### Recorded data:
☆ ☆ ☆ ☆

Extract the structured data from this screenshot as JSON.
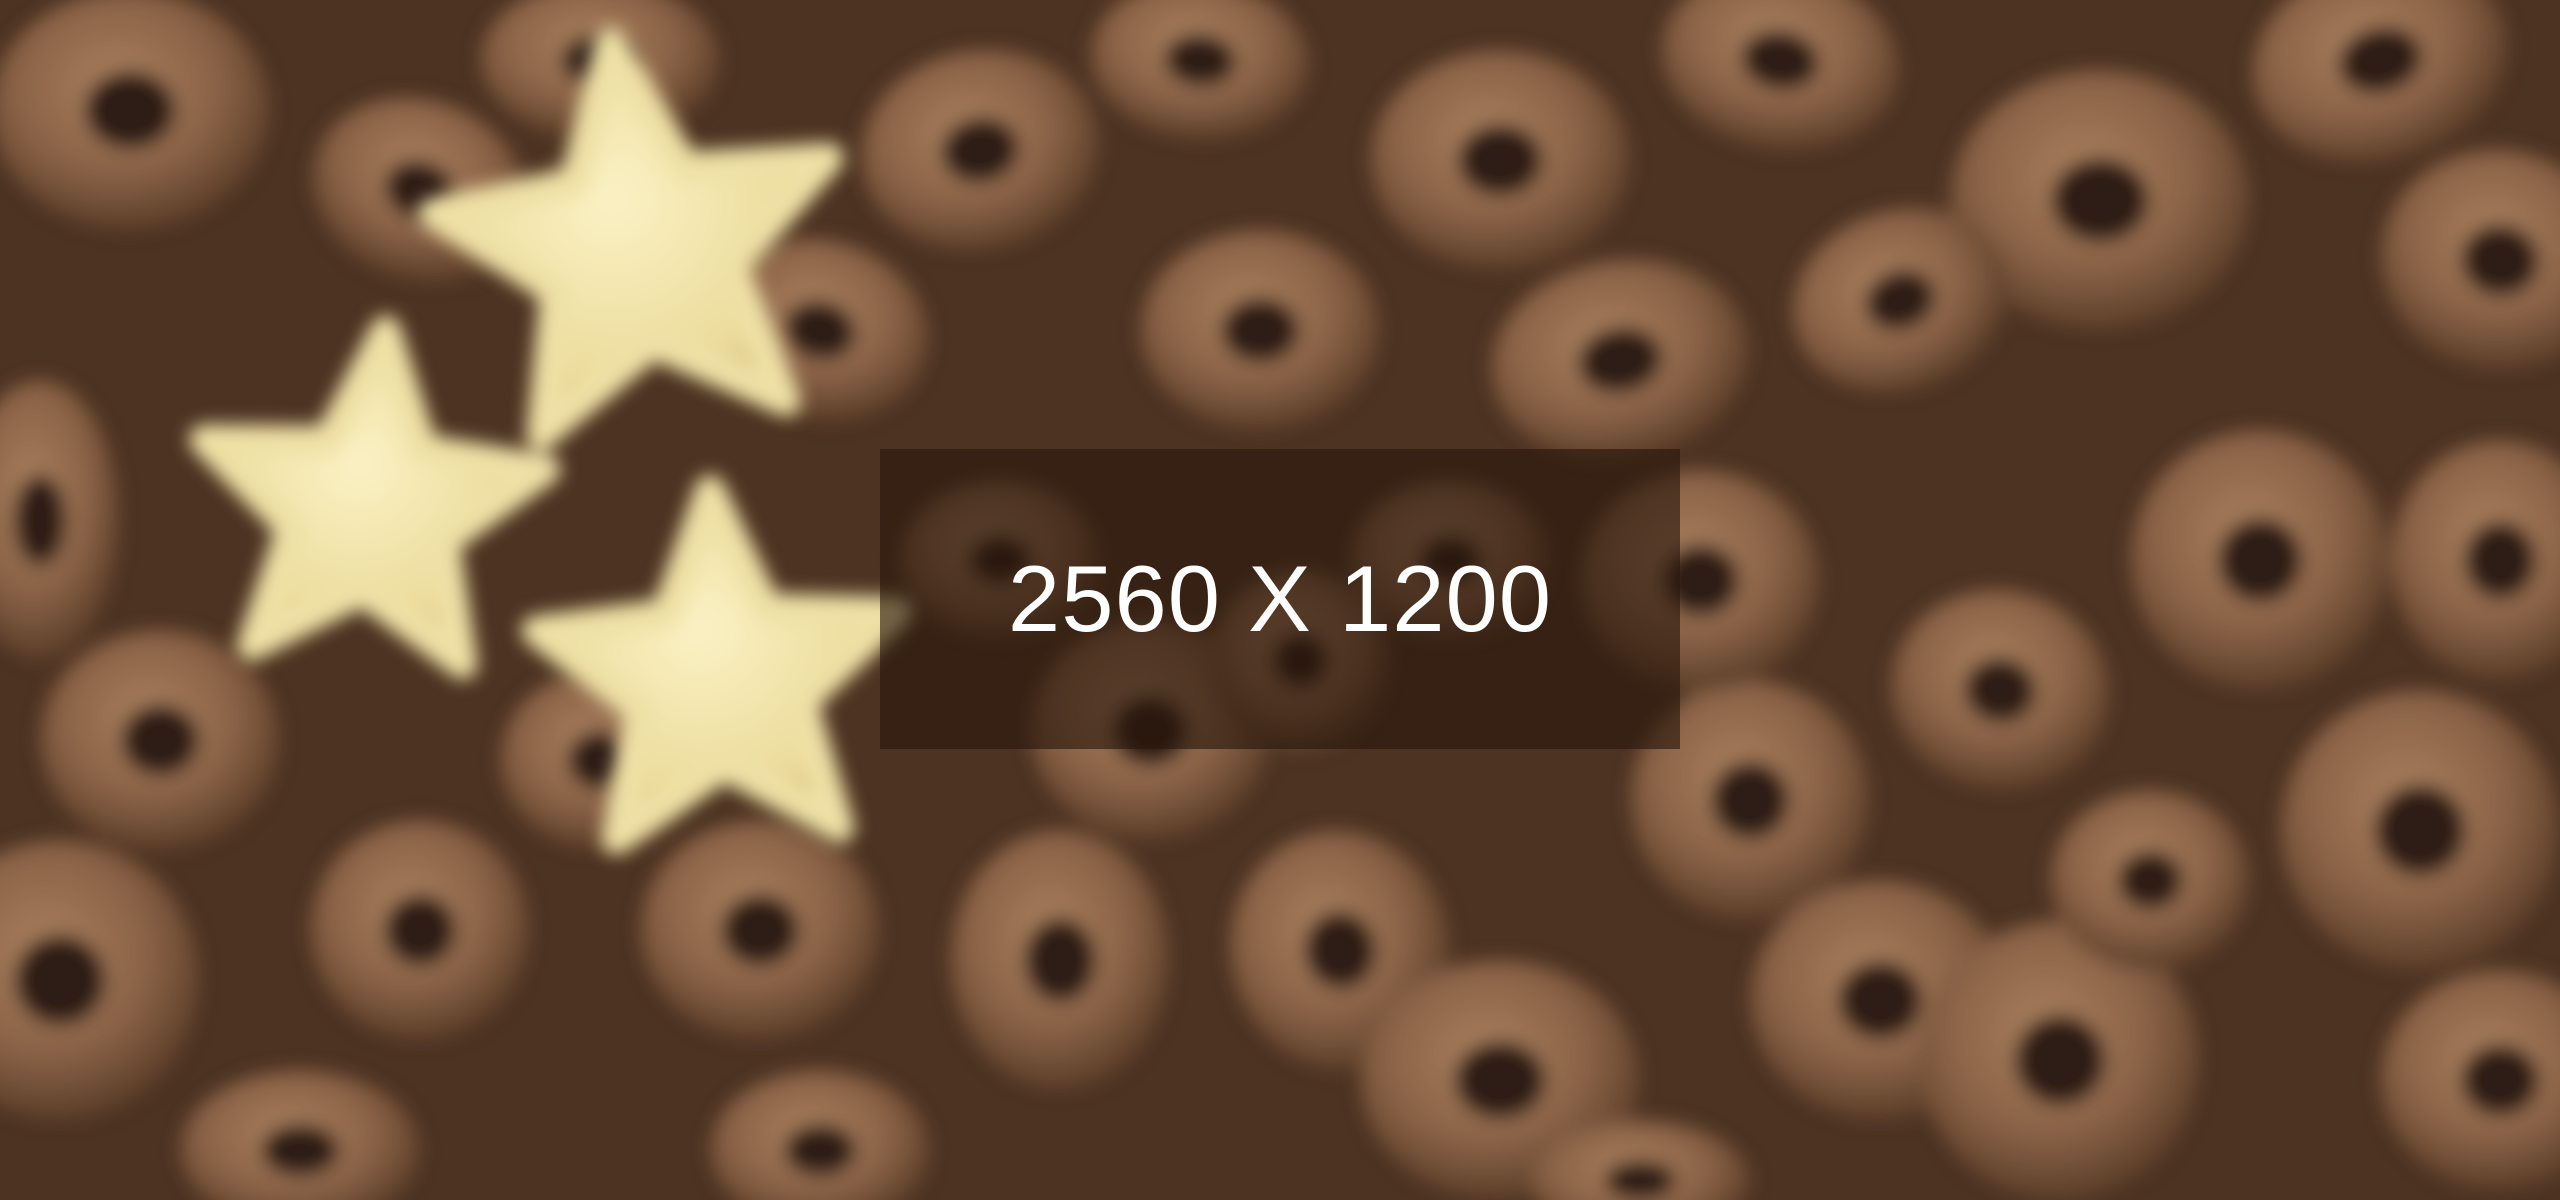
{
  "image": {
    "subject": "chocolate-cereal-rings-and-star-shaped-cereal",
    "palette": {
      "background_dark": "#4a3020",
      "ring_brown": "#8a6246",
      "ring_highlight": "#a27a5c",
      "ring_hole": "#2e1d12",
      "star_cream": "#efe1a6",
      "overlay": "rgba(40, 22, 12, 0.62)",
      "overlay_text": "#ffffff"
    }
  },
  "overlay": {
    "text": "2560 X 1200"
  }
}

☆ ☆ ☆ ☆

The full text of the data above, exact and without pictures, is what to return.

### Answer box:
Extract the structured data from this screenshot as JSON.
{
  "image": {
    "subject": "chocolate-cereal-rings-and-star-shaped-cereal",
    "palette": {
      "background_dark": "#4a3020",
      "ring_brown": "#8a6246",
      "ring_highlight": "#a27a5c",
      "ring_hole": "#2e1d12",
      "star_cream": "#efe1a6",
      "overlay": "rgba(40, 22, 12, 0.62)",
      "overlay_text": "#ffffff"
    }
  },
  "overlay": {
    "text": "2560 X 1200"
  }
}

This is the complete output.